If possible, get an evaluation from a physician. Their impartial assessment can sometimes be more persuasive.
These alternatives offer more diverse options and can be especially beneficial for seniors who are looking for a sense of independence without the concerns associated with driving a car.
Point out the money saved from not having to pay for car insurance, maintenance, fuel, and other vehicle-related expenses.
If they no longer need their car, selling it can provide a financial boost.
In certain states, seniors may face more frequent driving evaluations as they age. Failing these assessments could signal the need to cease driving.
Additionally, as individuals grow older, their insurance premiums may rise, particularly following recent accidents.
It’s crucial to underscore that the foremost concern is the safety of both the elderly driver and others on the road.
If they’re not ready to give up driving completely, suggest limitations. This could mean only driving during daylight hours, avoiding highways, or only driving short distances.
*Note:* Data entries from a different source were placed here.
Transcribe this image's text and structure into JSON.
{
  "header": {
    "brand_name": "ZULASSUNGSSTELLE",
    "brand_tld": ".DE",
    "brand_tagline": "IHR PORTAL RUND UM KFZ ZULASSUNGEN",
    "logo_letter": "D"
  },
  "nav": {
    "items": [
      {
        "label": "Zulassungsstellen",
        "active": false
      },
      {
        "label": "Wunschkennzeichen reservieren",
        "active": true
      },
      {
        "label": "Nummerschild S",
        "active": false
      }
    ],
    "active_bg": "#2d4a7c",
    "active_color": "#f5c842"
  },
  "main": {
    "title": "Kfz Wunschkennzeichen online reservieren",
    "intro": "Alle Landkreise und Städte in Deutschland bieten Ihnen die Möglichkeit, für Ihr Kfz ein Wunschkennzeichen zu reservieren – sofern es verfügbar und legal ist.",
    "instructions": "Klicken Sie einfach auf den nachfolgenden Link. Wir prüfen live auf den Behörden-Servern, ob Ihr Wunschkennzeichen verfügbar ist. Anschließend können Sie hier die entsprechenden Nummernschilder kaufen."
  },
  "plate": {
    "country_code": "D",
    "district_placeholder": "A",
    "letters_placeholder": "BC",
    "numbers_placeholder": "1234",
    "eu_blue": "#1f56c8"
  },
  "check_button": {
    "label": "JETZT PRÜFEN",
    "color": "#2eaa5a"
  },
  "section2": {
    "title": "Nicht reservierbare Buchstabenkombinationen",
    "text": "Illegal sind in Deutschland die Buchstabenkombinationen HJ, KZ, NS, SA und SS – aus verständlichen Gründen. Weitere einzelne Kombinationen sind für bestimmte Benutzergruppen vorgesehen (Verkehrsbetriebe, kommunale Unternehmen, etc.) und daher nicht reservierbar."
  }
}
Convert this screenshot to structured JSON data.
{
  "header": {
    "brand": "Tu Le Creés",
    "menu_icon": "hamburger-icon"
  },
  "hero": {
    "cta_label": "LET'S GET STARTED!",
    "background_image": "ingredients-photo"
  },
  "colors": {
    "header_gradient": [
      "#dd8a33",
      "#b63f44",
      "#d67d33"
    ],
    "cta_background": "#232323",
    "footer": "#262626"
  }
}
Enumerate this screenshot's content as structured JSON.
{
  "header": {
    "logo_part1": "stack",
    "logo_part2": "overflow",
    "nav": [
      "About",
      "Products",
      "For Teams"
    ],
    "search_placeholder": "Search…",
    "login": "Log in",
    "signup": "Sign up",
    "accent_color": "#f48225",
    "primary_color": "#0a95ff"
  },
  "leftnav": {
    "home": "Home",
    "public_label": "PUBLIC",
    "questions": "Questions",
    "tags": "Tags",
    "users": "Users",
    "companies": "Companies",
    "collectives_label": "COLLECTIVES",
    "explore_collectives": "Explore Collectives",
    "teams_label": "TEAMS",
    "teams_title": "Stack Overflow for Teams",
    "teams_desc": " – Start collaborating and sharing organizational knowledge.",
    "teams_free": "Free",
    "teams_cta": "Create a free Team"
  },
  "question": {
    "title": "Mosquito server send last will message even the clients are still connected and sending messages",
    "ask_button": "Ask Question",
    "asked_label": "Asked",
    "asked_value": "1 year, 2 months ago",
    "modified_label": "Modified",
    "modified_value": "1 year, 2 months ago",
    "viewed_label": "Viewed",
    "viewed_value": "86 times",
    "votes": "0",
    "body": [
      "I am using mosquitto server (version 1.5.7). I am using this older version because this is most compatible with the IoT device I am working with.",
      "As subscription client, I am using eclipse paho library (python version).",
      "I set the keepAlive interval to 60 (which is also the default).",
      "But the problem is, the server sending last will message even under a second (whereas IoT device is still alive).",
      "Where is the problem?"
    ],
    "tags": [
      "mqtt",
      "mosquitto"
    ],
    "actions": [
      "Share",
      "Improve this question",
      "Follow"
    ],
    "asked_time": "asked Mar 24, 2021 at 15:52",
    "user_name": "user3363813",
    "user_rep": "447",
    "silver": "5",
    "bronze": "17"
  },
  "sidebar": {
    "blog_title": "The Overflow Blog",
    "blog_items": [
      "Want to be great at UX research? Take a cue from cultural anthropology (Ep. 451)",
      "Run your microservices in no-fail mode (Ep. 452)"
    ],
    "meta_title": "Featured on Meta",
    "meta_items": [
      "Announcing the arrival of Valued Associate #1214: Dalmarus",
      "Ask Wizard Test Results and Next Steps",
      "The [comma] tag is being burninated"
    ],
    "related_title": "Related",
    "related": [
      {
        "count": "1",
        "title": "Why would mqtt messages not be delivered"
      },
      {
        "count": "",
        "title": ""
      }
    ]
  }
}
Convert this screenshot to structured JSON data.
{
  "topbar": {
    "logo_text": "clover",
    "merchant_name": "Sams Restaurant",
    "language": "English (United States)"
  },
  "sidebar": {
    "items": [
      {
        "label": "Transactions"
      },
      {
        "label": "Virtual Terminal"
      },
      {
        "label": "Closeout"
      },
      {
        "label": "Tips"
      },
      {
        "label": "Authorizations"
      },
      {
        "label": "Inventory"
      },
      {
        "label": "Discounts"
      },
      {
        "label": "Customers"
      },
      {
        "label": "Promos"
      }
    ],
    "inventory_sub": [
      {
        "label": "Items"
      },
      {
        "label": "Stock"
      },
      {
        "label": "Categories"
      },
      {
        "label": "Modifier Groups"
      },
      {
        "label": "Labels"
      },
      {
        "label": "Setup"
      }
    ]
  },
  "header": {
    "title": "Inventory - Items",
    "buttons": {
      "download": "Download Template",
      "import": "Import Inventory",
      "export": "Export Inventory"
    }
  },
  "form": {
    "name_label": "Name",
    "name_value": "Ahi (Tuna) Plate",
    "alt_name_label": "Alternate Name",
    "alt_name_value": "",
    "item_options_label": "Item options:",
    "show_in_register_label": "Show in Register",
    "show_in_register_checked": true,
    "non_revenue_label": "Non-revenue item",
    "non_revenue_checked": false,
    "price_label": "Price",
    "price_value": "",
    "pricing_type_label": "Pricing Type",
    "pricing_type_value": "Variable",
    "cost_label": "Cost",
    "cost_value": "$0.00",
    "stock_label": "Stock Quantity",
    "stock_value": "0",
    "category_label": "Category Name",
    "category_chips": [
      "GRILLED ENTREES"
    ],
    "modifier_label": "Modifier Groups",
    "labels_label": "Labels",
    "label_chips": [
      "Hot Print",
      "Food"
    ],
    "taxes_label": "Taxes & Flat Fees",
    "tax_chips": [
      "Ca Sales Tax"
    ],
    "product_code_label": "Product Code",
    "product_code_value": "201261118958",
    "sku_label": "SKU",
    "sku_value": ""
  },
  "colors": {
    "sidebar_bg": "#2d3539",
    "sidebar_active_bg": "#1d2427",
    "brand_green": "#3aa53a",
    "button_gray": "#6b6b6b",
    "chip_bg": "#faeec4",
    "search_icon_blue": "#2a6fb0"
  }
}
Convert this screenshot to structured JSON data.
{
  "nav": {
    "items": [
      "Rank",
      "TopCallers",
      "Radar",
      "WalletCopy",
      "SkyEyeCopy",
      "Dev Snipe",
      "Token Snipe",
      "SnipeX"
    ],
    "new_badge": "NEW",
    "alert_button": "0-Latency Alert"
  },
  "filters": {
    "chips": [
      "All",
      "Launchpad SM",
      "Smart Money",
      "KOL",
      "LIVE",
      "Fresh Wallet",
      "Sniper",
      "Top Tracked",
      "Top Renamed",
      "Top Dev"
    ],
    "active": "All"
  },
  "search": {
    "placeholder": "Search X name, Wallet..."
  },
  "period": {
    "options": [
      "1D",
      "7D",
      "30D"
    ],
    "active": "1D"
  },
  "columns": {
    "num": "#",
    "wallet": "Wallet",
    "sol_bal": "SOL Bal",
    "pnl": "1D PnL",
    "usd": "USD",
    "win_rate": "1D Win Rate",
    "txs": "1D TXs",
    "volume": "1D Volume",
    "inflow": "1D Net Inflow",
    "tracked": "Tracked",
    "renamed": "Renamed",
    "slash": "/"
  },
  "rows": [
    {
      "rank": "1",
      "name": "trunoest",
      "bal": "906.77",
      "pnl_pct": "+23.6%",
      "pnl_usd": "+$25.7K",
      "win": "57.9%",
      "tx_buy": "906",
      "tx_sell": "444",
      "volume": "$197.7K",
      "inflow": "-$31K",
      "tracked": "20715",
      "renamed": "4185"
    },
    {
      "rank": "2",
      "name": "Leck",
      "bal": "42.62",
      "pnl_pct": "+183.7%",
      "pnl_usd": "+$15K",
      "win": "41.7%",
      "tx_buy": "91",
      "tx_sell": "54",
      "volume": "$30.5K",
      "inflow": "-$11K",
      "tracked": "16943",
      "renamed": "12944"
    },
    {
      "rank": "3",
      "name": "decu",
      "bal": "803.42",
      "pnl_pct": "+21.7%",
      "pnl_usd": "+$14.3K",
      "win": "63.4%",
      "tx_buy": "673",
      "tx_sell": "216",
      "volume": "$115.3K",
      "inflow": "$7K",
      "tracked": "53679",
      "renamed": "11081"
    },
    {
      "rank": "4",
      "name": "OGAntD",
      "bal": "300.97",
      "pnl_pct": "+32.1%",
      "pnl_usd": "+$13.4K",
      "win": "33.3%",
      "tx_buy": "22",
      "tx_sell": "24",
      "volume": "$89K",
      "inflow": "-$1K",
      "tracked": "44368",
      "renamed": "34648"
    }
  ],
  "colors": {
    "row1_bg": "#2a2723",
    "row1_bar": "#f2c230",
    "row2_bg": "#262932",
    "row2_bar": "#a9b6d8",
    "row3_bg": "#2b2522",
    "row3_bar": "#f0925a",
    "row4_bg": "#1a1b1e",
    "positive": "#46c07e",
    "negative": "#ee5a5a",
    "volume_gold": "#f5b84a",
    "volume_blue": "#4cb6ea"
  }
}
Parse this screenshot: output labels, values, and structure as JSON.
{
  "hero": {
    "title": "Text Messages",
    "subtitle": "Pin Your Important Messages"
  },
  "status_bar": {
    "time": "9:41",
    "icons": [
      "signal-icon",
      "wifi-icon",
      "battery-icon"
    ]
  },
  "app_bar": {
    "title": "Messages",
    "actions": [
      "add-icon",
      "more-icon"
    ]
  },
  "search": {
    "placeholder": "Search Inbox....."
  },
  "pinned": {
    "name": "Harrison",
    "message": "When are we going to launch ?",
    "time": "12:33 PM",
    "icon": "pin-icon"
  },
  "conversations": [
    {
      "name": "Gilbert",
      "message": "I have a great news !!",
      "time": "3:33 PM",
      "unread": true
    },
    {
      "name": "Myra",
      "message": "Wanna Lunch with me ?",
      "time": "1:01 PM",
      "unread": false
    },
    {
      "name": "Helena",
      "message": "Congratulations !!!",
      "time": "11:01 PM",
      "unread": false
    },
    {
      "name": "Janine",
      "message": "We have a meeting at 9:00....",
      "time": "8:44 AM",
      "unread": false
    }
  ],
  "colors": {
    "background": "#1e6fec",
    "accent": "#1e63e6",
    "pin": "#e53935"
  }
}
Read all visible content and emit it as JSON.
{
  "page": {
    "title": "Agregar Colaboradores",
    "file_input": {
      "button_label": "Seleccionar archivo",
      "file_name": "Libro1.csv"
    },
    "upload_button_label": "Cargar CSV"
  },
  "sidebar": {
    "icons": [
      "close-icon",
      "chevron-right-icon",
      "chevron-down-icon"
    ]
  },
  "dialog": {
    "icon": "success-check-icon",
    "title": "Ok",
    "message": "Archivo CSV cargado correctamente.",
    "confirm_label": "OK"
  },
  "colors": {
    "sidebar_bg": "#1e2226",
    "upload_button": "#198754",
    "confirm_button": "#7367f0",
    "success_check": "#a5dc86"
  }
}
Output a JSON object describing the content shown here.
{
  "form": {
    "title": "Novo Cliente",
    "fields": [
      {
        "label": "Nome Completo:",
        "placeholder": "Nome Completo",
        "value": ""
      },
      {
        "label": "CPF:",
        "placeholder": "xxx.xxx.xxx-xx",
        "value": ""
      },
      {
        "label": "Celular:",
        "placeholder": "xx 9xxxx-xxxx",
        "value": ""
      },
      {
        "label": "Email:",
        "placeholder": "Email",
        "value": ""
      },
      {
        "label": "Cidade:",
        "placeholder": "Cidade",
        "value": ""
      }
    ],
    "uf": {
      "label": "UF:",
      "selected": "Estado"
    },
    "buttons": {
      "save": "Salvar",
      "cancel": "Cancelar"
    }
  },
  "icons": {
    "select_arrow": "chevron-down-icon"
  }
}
Supporting our elderly parents in their later years often involves difficult conversations and decisions. Driving, a symbol of independence for many, can become a point of contention.
By employing the methods discussed above, grounded in understanding, love, and concern, you can guide your elderly parents through the transition away from driving while ensuring their dignity and self-respect are preserved.
Safety, both for them and for others on the road, should always be a priority, but with compassion and understanding, it’s possible to navigate this sensitive topic successfully.